Flags flew at half-mast Friday in memory of the four Western graduate students who lost their lives in the fatal crash of Ukranian International Airlines flight PS752 one year ago. To mark the anniversary, Western University announced a new scholarship to commemorate the students' lives.
Ukraine-bound flight PS752, carrying 176 passengers, was shot down over Iran on Jan. 8, 2020. Six scholarships have been established in the memory of the Western students on board: Hadis Hayatdavoudi, Milad Nahavandi, Sajedeh Saraeian and Ghazal Nourain. One scholarship is in Hayatdavoudi’s name, one in memory of all four Western victims and four funded by the Ontario government.
“It was unthinkable then and remains so today that such promising young lives can end this tragically and this senselessly,” Western’s president Alan Shepard said Friday in a video statement. “I extend my deepest condolences to the families, classmates, friends and colleagues, who knew the victims of flight 752.”
The Hadis Hayatdavoudi Scholarship in Chemistry, worth $3,000, will be given to a chemistry student each year.
“It will be a constant reminder of who Hadis was,” Nasim Bagheri said, Western alumna and donor of $30,000 to fund the scholarship.
Additionally, the Flight 752 Memorial Graduate Scholarship in Engineering and Science — a Western scholarship partly funded by the Nuclear Waste Management Organization — will be awarded to a science student this year, followed by an engineering student in 2022. The value of the scholarship has not been officially announced.
The four scholarships funded by the Ontario government are part of a larger scholarship fund, which pledged 57 scholarships — one in memory of every Canadian victim — valued at $10,000 each.

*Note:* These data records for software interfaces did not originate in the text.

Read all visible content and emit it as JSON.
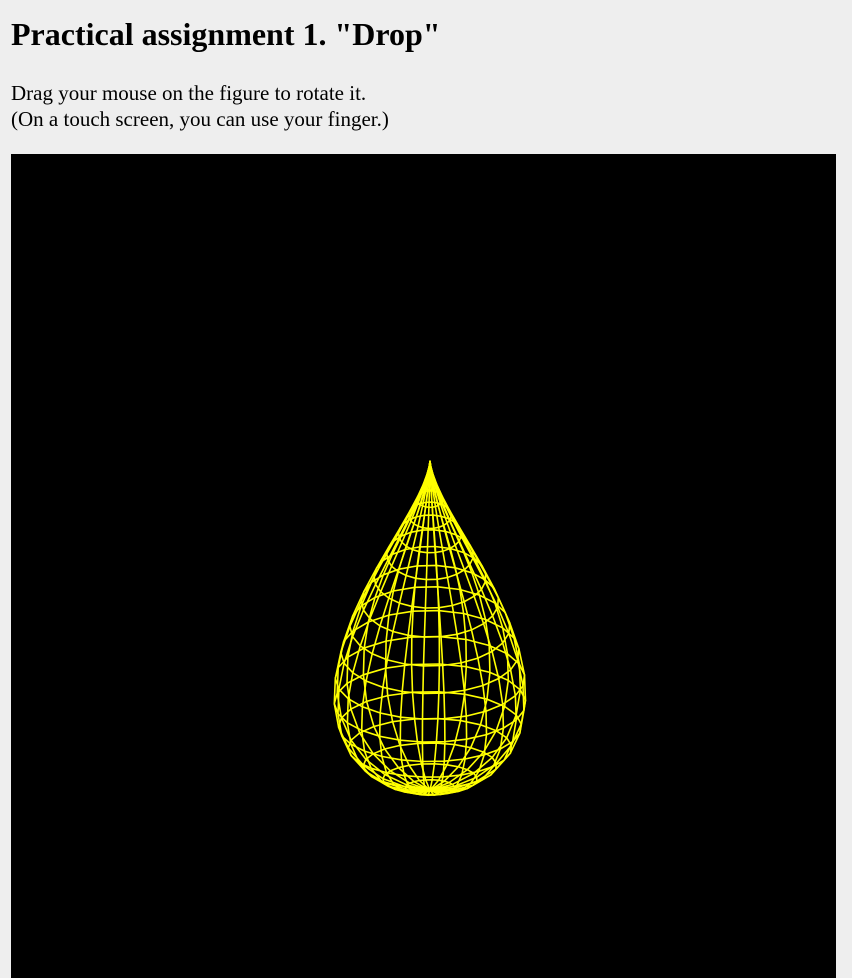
{
  "page": {
    "title": "Practical assignment 1. \"Drop\"",
    "instructions": [
      "Drag your mouse on the figure to rotate it.",
      "(On a touch screen, you can use your finger.)"
    ]
  },
  "viewer": {
    "background_color": "#000000",
    "wireframe_color": "#ffff00",
    "figure": "drop"
  }
}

Of the 57 Canadians on the flight, 34 were students attending Ontario universities. Each student’s post-secondary institution will be granted a scholarship to disburse, while the remaining scholarships will be distributed to other post-secondary institutions.
“I understand that the pain of your incomprehensible loss will still linger,” Shepard said, addressing those close to the victims. “I hope that a sense of community and compassion and fond memories of your loved ones will offer you comfort in these difficult moments.”